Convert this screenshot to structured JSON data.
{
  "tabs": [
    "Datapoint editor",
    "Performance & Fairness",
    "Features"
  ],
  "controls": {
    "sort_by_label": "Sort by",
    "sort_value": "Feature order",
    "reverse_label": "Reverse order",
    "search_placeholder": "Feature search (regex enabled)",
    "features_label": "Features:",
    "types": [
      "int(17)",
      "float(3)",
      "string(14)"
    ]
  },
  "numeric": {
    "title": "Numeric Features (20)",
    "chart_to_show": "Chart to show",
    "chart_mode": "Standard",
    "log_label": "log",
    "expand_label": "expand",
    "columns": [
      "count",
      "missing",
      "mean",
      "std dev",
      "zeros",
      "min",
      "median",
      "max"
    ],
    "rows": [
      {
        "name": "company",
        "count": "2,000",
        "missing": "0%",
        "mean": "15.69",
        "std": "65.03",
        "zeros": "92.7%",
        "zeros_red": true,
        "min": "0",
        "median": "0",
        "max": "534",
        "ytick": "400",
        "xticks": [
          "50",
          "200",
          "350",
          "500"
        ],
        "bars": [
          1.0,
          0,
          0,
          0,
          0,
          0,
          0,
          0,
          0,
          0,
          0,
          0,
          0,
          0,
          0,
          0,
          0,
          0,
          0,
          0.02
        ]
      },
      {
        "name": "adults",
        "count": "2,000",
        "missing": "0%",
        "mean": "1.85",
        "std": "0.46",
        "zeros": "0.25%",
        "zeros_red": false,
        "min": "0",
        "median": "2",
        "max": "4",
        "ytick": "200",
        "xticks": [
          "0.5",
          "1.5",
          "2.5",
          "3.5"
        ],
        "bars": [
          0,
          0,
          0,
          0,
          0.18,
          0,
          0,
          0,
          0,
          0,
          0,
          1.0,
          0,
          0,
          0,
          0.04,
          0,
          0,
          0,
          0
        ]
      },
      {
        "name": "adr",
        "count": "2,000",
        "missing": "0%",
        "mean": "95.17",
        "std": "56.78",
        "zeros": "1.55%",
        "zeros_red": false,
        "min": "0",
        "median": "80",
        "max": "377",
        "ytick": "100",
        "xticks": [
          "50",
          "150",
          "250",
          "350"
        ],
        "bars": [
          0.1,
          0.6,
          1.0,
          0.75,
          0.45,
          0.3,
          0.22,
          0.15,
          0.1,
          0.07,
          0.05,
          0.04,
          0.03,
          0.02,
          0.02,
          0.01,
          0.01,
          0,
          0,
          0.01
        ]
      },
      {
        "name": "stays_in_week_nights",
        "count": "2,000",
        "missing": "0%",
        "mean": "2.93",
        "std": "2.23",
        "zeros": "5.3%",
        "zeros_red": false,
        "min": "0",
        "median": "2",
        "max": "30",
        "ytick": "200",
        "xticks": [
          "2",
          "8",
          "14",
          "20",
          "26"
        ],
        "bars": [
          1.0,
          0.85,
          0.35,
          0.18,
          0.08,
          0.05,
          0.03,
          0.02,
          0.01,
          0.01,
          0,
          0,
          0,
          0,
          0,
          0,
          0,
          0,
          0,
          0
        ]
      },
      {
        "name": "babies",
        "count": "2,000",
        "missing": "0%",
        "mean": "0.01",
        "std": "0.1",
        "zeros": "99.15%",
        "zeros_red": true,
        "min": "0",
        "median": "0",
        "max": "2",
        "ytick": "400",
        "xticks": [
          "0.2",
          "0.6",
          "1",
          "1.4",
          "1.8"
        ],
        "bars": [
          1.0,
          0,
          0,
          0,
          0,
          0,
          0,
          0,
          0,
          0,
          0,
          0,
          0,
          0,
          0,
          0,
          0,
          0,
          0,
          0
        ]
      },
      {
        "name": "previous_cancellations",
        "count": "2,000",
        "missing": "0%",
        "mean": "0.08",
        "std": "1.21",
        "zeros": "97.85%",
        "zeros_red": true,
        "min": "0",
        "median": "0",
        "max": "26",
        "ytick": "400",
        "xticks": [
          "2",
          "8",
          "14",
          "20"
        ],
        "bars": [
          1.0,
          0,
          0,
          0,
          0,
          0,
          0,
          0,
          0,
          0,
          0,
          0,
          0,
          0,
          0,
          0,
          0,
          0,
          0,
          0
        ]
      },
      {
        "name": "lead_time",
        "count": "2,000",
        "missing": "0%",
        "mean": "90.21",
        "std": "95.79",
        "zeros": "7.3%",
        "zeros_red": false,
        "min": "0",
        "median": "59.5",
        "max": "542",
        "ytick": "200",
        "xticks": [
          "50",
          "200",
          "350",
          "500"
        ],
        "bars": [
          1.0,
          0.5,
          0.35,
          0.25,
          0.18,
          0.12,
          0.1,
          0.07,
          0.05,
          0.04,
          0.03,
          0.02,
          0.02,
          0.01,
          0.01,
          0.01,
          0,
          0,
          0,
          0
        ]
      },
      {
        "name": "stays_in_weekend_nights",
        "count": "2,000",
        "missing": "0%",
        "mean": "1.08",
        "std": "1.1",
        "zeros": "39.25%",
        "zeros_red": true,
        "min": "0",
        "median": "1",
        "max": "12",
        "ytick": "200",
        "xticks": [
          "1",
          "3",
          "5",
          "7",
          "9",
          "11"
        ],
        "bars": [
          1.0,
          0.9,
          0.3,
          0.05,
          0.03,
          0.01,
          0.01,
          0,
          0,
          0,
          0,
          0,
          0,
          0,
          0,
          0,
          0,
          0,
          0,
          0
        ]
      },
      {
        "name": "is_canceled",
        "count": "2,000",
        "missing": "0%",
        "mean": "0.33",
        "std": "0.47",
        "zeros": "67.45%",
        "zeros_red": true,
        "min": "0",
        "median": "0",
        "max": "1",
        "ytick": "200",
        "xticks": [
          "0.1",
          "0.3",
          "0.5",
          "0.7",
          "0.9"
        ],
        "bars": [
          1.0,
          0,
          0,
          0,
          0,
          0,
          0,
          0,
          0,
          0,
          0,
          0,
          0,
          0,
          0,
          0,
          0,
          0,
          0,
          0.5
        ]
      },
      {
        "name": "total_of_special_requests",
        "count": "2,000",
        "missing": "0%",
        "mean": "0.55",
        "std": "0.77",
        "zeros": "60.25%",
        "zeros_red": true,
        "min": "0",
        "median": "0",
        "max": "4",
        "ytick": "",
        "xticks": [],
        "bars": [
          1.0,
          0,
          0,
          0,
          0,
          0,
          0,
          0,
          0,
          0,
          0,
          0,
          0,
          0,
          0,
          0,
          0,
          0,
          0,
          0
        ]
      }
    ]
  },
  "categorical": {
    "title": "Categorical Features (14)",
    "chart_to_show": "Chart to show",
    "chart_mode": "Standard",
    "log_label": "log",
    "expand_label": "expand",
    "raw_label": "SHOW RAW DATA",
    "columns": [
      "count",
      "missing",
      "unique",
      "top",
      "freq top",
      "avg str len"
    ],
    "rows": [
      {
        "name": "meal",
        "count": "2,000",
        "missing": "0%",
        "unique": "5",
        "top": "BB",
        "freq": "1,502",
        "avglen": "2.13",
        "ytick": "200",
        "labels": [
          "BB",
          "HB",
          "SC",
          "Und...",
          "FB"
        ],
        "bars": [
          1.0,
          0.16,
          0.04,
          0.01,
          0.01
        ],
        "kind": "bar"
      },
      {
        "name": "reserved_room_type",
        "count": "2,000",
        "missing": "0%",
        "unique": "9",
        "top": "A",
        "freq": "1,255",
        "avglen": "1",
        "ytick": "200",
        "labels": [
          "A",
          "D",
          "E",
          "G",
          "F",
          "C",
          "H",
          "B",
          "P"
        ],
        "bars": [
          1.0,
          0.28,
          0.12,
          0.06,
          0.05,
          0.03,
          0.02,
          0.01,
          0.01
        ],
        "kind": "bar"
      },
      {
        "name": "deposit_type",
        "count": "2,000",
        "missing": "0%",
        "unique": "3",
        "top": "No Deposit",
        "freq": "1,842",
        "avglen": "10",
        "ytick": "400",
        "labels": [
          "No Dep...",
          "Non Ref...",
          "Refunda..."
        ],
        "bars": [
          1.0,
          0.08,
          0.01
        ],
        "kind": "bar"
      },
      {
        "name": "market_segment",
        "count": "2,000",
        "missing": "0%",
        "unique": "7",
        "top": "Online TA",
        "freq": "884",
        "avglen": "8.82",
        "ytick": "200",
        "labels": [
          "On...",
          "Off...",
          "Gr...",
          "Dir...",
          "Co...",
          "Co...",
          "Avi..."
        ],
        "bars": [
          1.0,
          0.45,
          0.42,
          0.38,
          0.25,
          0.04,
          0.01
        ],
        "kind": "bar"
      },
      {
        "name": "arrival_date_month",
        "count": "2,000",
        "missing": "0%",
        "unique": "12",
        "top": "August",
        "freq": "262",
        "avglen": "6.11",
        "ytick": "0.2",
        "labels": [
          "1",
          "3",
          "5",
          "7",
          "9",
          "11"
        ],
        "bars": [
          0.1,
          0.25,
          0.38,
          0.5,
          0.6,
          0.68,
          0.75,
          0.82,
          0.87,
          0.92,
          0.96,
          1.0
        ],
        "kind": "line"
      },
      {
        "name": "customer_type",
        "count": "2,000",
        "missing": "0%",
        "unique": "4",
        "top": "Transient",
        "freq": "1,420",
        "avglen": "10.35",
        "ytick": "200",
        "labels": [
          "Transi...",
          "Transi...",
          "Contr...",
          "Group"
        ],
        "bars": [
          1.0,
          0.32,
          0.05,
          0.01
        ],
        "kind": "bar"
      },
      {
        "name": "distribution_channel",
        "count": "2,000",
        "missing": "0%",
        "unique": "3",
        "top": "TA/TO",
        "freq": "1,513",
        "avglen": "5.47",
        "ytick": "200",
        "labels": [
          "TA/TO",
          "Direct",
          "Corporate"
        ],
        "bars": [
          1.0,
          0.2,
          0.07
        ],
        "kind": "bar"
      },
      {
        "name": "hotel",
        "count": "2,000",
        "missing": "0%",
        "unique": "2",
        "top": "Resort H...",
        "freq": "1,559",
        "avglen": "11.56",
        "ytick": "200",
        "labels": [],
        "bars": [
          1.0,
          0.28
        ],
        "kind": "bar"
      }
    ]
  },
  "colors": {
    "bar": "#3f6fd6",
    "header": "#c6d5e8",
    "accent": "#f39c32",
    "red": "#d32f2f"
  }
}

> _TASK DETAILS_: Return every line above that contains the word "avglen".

> _ANSWER TO THIS EXERCISE_:
        "avglen": "2.13",
        "avglen": "1",
        "avglen": "10",
        "avglen": "8.82",
        "avglen": "6.11",
        "avglen": "10.35",
        "avglen": "5.47",
        "avglen": "11.56",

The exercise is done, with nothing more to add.